- [EXERCISE PROMPT] Keyword search on "Google": report each line of the records that contains it.

● ● ● ●

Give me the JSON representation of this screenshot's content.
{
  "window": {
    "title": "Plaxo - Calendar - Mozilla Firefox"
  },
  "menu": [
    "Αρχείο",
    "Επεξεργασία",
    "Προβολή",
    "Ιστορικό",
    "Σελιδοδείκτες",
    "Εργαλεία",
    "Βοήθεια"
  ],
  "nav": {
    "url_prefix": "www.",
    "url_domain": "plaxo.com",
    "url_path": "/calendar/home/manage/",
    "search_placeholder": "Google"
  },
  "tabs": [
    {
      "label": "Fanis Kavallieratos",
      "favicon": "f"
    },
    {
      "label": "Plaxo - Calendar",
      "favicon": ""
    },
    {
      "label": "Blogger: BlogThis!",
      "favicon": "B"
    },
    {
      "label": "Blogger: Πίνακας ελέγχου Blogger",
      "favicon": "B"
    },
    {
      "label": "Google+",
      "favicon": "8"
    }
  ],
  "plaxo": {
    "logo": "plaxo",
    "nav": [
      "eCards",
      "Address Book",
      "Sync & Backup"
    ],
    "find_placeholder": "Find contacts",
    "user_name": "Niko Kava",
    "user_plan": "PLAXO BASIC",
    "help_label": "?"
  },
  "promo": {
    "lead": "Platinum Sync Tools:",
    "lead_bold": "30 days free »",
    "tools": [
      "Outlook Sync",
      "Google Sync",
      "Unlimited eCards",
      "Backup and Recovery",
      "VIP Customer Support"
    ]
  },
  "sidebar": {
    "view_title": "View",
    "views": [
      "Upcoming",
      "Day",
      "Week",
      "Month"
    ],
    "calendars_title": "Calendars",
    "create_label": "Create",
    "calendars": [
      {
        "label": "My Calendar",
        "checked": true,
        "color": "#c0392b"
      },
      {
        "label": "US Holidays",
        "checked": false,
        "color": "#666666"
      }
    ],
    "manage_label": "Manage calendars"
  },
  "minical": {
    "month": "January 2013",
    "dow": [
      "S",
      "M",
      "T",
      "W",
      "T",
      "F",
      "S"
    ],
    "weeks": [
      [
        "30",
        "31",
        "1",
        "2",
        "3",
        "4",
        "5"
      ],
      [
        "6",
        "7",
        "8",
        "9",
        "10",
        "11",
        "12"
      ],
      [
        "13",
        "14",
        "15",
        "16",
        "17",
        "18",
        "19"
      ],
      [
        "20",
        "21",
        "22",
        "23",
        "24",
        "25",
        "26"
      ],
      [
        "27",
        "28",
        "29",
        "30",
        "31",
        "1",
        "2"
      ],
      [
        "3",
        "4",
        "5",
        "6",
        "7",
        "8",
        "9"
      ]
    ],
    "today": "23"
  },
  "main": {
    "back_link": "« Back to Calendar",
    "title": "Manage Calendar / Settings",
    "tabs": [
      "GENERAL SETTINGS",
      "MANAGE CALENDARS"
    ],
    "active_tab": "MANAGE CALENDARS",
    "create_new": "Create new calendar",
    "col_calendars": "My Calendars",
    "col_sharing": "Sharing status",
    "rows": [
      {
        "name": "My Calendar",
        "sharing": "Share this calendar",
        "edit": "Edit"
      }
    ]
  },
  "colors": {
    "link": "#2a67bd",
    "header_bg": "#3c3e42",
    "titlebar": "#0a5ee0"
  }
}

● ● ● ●

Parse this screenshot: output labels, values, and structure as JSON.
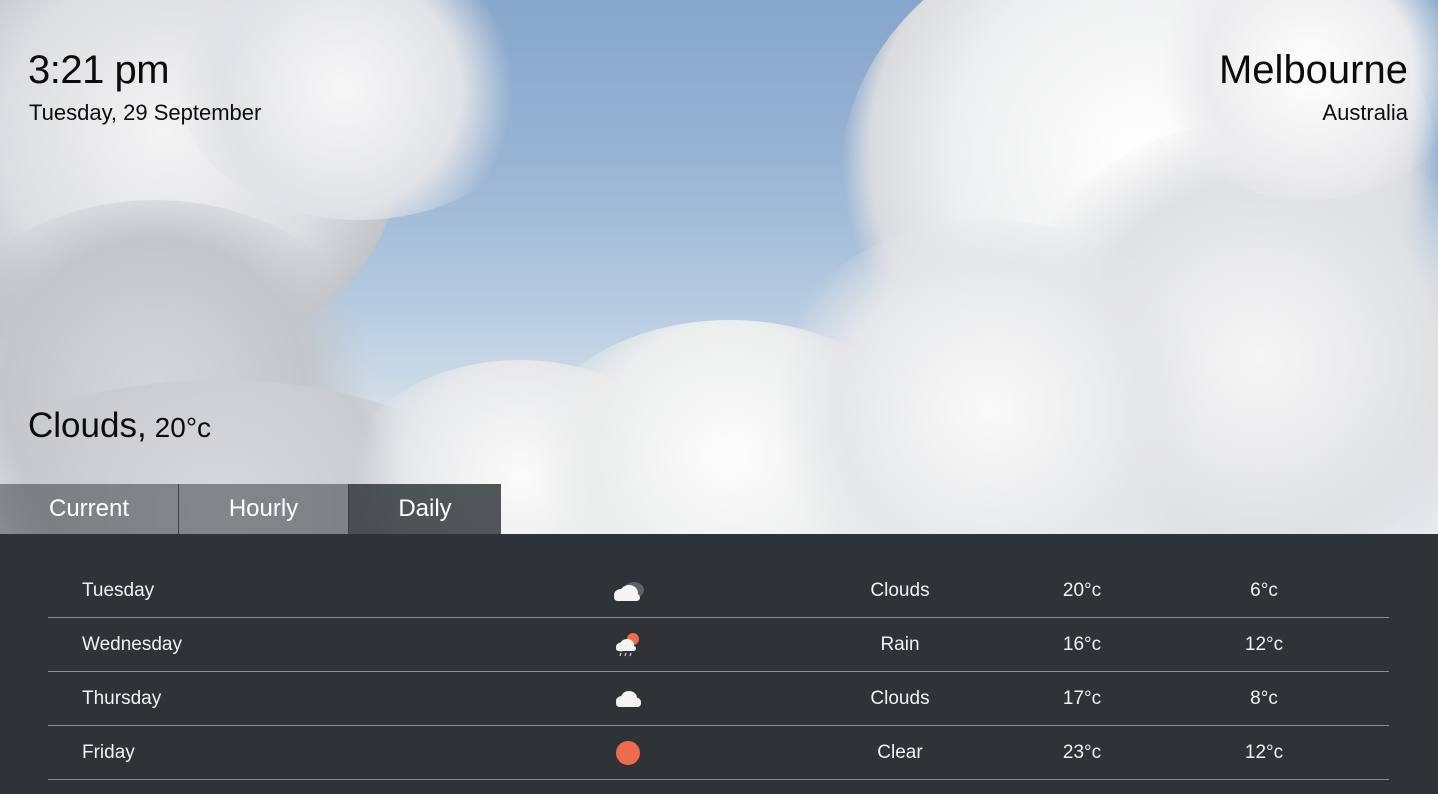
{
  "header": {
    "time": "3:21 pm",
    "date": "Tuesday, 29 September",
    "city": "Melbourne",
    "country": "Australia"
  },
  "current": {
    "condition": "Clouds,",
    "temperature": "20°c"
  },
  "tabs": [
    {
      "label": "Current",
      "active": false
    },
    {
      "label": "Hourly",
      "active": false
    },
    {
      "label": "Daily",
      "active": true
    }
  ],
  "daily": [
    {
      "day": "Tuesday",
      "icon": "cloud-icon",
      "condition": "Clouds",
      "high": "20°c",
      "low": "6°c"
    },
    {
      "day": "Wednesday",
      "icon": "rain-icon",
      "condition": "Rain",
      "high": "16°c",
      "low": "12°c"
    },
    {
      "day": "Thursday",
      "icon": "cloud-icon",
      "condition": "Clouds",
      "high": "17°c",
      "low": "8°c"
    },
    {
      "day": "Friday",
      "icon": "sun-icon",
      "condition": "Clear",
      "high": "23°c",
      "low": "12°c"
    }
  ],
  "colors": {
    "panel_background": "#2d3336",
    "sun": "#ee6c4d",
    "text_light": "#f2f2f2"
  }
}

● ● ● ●

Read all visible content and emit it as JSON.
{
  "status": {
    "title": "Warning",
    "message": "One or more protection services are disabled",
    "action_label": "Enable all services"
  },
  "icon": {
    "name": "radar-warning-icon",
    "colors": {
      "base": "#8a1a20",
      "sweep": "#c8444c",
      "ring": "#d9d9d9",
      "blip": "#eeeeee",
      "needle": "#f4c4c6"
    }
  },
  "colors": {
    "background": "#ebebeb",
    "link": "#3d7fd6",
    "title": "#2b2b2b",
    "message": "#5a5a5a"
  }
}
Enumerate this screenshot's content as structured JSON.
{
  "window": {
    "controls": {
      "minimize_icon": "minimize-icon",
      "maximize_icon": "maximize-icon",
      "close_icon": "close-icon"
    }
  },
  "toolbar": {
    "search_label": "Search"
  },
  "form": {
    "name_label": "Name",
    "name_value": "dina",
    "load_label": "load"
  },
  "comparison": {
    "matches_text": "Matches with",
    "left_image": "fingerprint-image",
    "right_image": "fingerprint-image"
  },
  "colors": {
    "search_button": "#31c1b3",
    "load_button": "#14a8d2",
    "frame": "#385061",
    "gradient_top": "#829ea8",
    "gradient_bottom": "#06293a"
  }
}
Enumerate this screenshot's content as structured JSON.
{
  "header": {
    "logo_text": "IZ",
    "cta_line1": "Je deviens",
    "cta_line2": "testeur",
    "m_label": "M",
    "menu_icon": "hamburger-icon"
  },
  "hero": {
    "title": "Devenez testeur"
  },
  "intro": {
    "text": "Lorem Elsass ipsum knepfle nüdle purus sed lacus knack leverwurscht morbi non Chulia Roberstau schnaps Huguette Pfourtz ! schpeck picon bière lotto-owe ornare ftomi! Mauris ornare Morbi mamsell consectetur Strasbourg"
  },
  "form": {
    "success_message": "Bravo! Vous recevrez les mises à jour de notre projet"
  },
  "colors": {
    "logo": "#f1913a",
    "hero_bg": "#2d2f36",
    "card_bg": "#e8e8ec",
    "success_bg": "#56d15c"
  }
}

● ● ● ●

- [EXPECTED ANSWER]
    "search_placeholder": "Google"
      "label": "Google+",
      "Google Sync",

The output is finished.